In an effort to mitigate the coronavirus pandemic and save as many lives as possible, medical experts and researchers are leaving no stone unturned in their pursuit of successful treatments. One seemingly unlikely therapy has received attention recently for its potential to help or hurt COVID-19 patients: corticosteroids.
What Are Corticosteroids?
Corticosteroids are powerful drugs used to relieve inflammation in the body. They work by mimicking the effects of natural cortisol hormones produced by the adrenal glands in the body.
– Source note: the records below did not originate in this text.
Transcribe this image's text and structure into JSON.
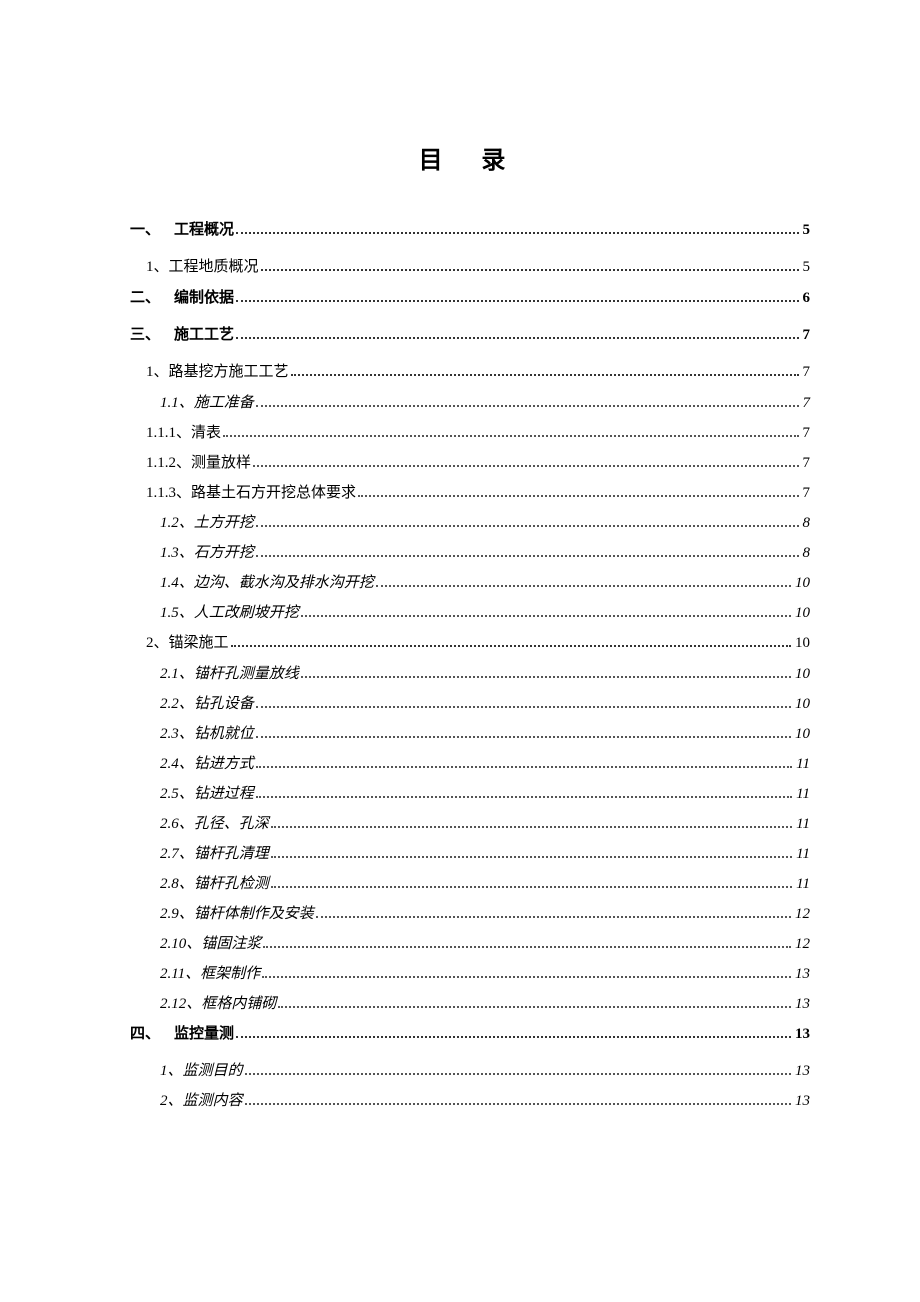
{
  "title": "目 录",
  "toc": [
    {
      "cls": "lvl1",
      "marker": "一、",
      "label": "工程概况",
      "page": "5"
    },
    {
      "cls": "lvl2",
      "marker": "1、",
      "label": "工程地质概况",
      "page": "5"
    },
    {
      "cls": "lvl1",
      "marker": "二、",
      "label": "编制依据",
      "page": "6"
    },
    {
      "cls": "lvl1",
      "marker": "三、",
      "label": "施工工艺",
      "page": "7"
    },
    {
      "cls": "lvl2",
      "marker": "1、",
      "label": "路基挖方施工工艺",
      "page": "7"
    },
    {
      "cls": "lvl3",
      "marker": "1.1、",
      "label": "施工准备 ",
      "page": "7"
    },
    {
      "cls": "lvl3b",
      "marker": "1.1.1、",
      "label": "清表",
      "page": "7"
    },
    {
      "cls": "lvl3b",
      "marker": "1.1.2、",
      "label": "测量放样",
      "page": "7"
    },
    {
      "cls": "lvl3b",
      "marker": "1.1.3、",
      "label": "路基土石方开挖总体要求",
      "page": "7"
    },
    {
      "cls": "lvl3",
      "marker": "1.2、",
      "label": "土方开挖 ",
      "page": "8"
    },
    {
      "cls": "lvl3",
      "marker": "1.3、",
      "label": "石方开挖 ",
      "page": "8"
    },
    {
      "cls": "lvl3",
      "marker": "1.4、",
      "label": "边沟、截水沟及排水沟开挖 ",
      "page": "10"
    },
    {
      "cls": "lvl3",
      "marker": "1.5、",
      "label": "人工改刷坡开挖 ",
      "page": "10"
    },
    {
      "cls": "lvl2",
      "marker": "2、",
      "label": "锚梁施工",
      "page": "10"
    },
    {
      "cls": "lvl3",
      "marker": "2.1、",
      "label": "锚杆孔测量放线 ",
      "page": "10"
    },
    {
      "cls": "lvl3",
      "marker": "2.2、",
      "label": "钻孔设备 ",
      "page": "10"
    },
    {
      "cls": "lvl3",
      "marker": "2.3、",
      "label": "钻机就位 ",
      "page": "10"
    },
    {
      "cls": "lvl3",
      "marker": "2.4、",
      "label": "钻进方式 ",
      "page": "11"
    },
    {
      "cls": "lvl3",
      "marker": "2.5、",
      "label": "钻进过程 ",
      "page": "11"
    },
    {
      "cls": "lvl3",
      "marker": "2.6、",
      "label": "孔径、孔深 ",
      "page": "11"
    },
    {
      "cls": "lvl3",
      "marker": "2.7、",
      "label": "锚杆孔清理 ",
      "page": "11"
    },
    {
      "cls": "lvl3",
      "marker": "2.8、",
      "label": "锚杆孔检测 ",
      "page": "11"
    },
    {
      "cls": "lvl3",
      "marker": "2.9、",
      "label": "锚杆体制作及安装 ",
      "page": "12"
    },
    {
      "cls": "lvl3",
      "marker": "2.10、",
      "label": "锚固注浆 ",
      "page": "12"
    },
    {
      "cls": "lvl3",
      "marker": "2.11、",
      "label": "框架制作 ",
      "page": "13"
    },
    {
      "cls": "lvl3",
      "marker": "2.12、",
      "label": "框格内铺砌 ",
      "page": "13"
    },
    {
      "cls": "lvl1",
      "marker": "四、",
      "label": "监控量测",
      "page": "13"
    },
    {
      "cls": "lvl3",
      "marker": "1、",
      "label": "监测目的 ",
      "page": "13"
    },
    {
      "cls": "lvl3",
      "marker": "2、",
      "label": "监测内容 ",
      "page": "13"
    }
  ]
}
This increase in hormonal activity automatically suppresses the immune system and thereby reduces inflammation.
Best known in the U.S as prednisone and cortisone, corticosteroids have long been used to treat a variety of inflammation-related diseases, including;
- Chronic obstructive pulmonary disease
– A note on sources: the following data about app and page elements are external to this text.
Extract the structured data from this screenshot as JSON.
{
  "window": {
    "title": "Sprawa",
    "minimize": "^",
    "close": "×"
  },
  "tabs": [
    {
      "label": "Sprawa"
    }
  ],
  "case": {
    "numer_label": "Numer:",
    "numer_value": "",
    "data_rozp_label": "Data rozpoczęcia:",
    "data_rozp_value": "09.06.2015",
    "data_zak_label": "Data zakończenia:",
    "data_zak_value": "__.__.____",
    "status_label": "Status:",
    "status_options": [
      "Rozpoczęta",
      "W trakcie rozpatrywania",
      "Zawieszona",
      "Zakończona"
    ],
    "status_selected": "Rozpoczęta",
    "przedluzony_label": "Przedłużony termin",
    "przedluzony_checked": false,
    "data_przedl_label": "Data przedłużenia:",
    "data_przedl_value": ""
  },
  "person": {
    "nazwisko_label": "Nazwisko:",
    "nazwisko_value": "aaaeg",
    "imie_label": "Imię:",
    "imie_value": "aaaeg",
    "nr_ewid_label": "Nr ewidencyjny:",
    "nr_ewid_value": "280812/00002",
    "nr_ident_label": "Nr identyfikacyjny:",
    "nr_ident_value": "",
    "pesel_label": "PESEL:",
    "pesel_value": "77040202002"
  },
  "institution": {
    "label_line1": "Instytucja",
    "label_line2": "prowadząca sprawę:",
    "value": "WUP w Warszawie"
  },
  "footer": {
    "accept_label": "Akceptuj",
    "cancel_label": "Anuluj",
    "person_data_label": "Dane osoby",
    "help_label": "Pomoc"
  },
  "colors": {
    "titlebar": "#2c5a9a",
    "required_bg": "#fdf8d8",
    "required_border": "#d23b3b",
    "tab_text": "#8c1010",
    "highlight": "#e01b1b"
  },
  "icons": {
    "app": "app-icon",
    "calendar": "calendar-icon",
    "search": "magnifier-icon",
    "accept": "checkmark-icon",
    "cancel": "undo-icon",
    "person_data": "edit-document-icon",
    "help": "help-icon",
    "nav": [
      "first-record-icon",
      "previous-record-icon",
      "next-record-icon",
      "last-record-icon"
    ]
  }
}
- Rheumatoid arthritis
Since corticosteroids also suppress the immune system, they have become a popular, fast-acting treatment for autoimmune diseases like multiple sclerosis (MS), lupus, and Addison’s disease.
With such a long history of use in the United States, corticosteroids are available in many generic forms, including prednisolone, methylprednisolone, and hydrocortisone. They’re available in nearly every drug from, including tablets, capsules, eye drops, lotions, gels, sprays, and injections.
Unfortunately, long-term use of corticosteroids is linked to a number of side effects. Acne, weight gain, mood disorders, liver damage, and cataracts are all linked to ongoing corticosteroid use.
Do Corticosteroids Improve or Exacerbate COVID-19?
The impact of corticosteroids on COVID-19 is not yet fully understood, but researchers are in the process of exploring its effects on infected patients from two different perspectives.
First, researchers are working to understand if an early 3 to 7 day course of corticosteroid treatment may help patients with moderate to severe COVID-19. The progression of coronavirus is associated with inflammation, which prompted experts to examine the potential role of early corticosteroid therapy to minimize inflammation. In one study sponsored by Henry Ford Health System in Michigan, researchers discovered that patients treated with an early short course of methylprednisolone experienced “reduced escalation of care and improved clinical outcomes.”
On the other hand, endocrinologists have warned of potential harm to long-term corticosteroid users who become infected with COVID-19. According to Ursula Kaiser, MD, chief of the division of endocrinology, diabetes, and hypertension at Brigham and Women’s Health in Boston, “Corticosteroids may suppress the immune system, which could increase the risk of becoming infected with COVID-19.”
Multiple clinical trials are currently exploring the impacts of corticosteroid therapy in coronavirus patients. One systematic review and clinical perspective published in the European Respiratory Journal in April stated, “There is no evidence to support the withdrawal of [corticosteroids] in patients treated with these drugs, and to do so is likely harmful. Patients with asthma and COPD who are stable while using ICS should continue on their treatment.”
As with any large scale medical crisis, experts have differing opinions on the safety and efficacy of corticosteroids and their applications to the COVID-19 pandemic. This is why it’s so important for clinical trials currently in their early stages to continue to comprehensively examine this issue and help medical experts formulate informed recommendations.